The RD should be set as high as possible to prevent activation and simultaneously avoid overpressure of the closed part of the flare system. Continuous purge, normally by nitrogen, is required downstream of the FOV when it is closed to prevent air ingress into the main flare stack, and also to remove any residual, unburned hydrocarbon gas.

Furthermore, manufacturers of BPV devices will specify that the seals used in the unit must be replaced after a specified number of activations, requiring the BPV to be removed from the process line. Such action will require skilled technicians and lifting equipment, whilst rendering the installation out of function for up to 24 hours. RDs are of a much simpler design where replacement after activation can typically be done in a matter of 1 or 2 hours.

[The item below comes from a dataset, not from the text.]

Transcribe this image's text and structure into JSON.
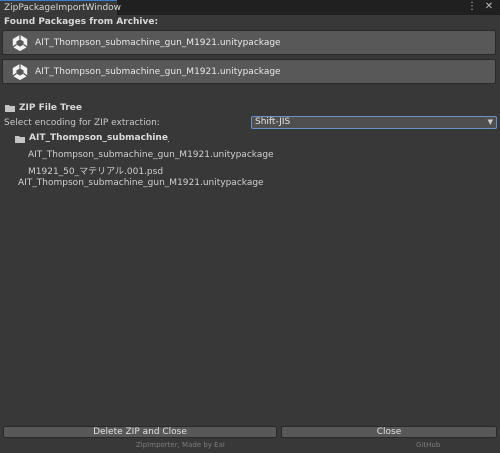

Today, system designers are challenged to apply highest safety whilst keeping cost under control. Cost is defined as total cost, including investment cost, maintenance cost and downtime cost. When looking into the total cost a bypass system using RD instead of BPV could not only be the undisputed winner but also would provide maximum safety.

The RD should be set as high as possible to prevent activation and simultaneously avoid overpressure of the closed part of the flare system. Continuous purge, normally by nitrogen, is required downstream of the FOV when it is closed to prevent air ingress into the main flare stack, and also to remove any residual, unburned hydrocarbon gas.

The recent developments and use of state-of-the-art technology has made Rupture Discs the best when it comes to reliability and user-friendliness. Fike’s Axius and Atlas Reverse Acting Rupture Discs with precise opening pressures, elevated backpressure resistance and unsurpassed pressure cycling capability are widely accepted to offer best protection of flare bypass systems. Their low need for maintenance and easy installation will add to the low cost of ownership whilst elevating the reliability of the system to the highest possible level.